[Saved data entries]
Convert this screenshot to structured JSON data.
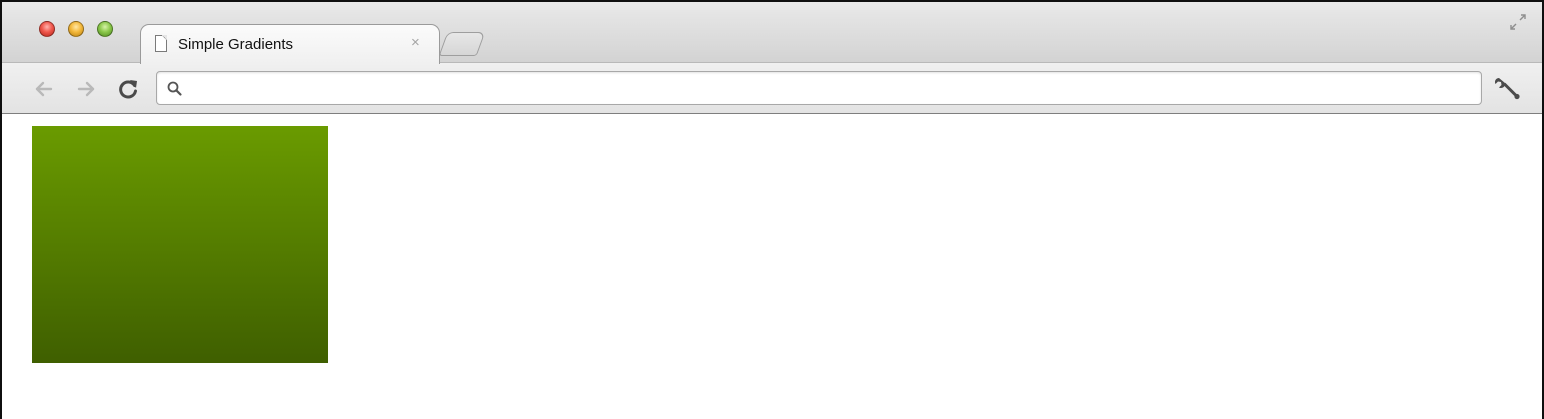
{
  "window": {
    "tab": {
      "title": "Simple Gradients",
      "close_glyph": "×",
      "icon": "document-icon"
    },
    "traffic_lights": {
      "close_color": "#f0584d",
      "minimize_color": "#f4b93c",
      "zoom_color": "#8cc94b"
    }
  },
  "toolbar": {
    "back_icon": "arrow-left-icon",
    "forward_icon": "arrow-right-icon",
    "reload_icon": "reload-icon",
    "omnibox": {
      "value": "",
      "placeholder": "",
      "icon": "search-icon"
    },
    "menu_icon": "wrench-icon"
  },
  "page": {
    "gradient_box": {
      "color_top": "#6a9b00",
      "color_bottom": "#3f5f00",
      "direction": "top-to-bottom"
    }
  }
}
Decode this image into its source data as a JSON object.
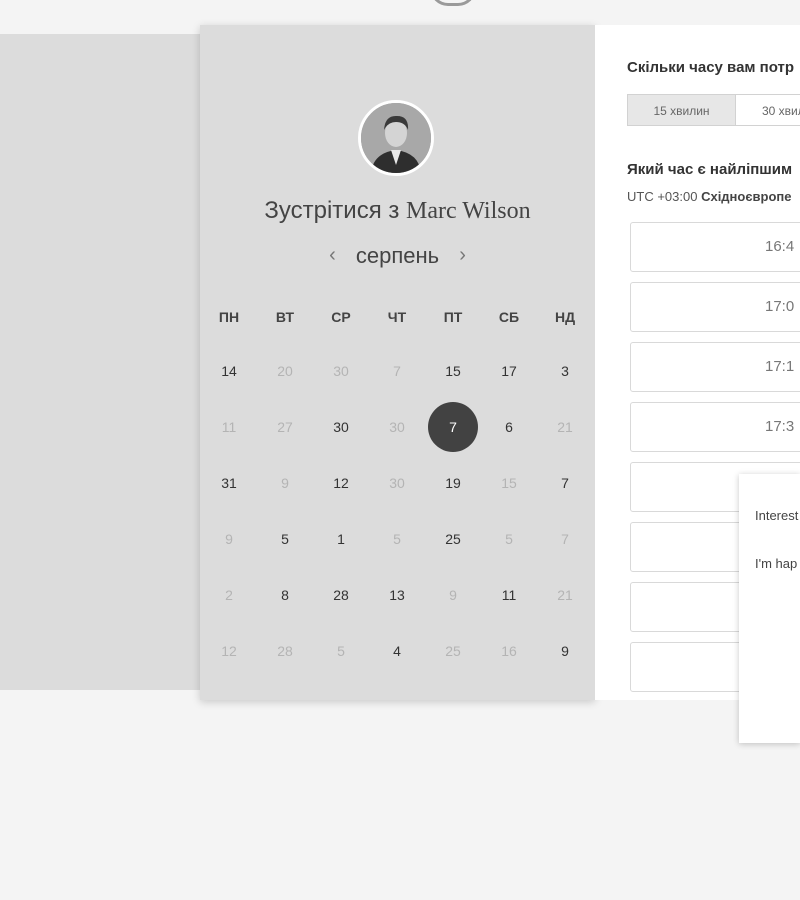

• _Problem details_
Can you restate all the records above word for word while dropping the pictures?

• _Task output_
Convert this screenshot to structured JSON data.
{
  "window": {
    "tab": {
      "title": "Simple Gradients",
      "close_glyph": "×",
      "icon": "document-icon"
    },
    "traffic_lights": {
      "close_color": "#f0584d",
      "minimize_color": "#f4b93c",
      "zoom_color": "#8cc94b"
    }
  },
  "toolbar": {
    "back_icon": "arrow-left-icon",
    "forward_icon": "arrow-right-icon",
    "reload_icon": "reload-icon",
    "omnibox": {
      "value": "",
      "placeholder": "",
      "icon": "search-icon"
    },
    "menu_icon": "wrench-icon"
  },
  "page": {
    "gradient_box": {
      "color_top": "#6a9b00",
      "color_bottom": "#3f5f00",
      "direction": "top-to-bottom"
    }
  }
}
Decode this image into its source data as a JSON object.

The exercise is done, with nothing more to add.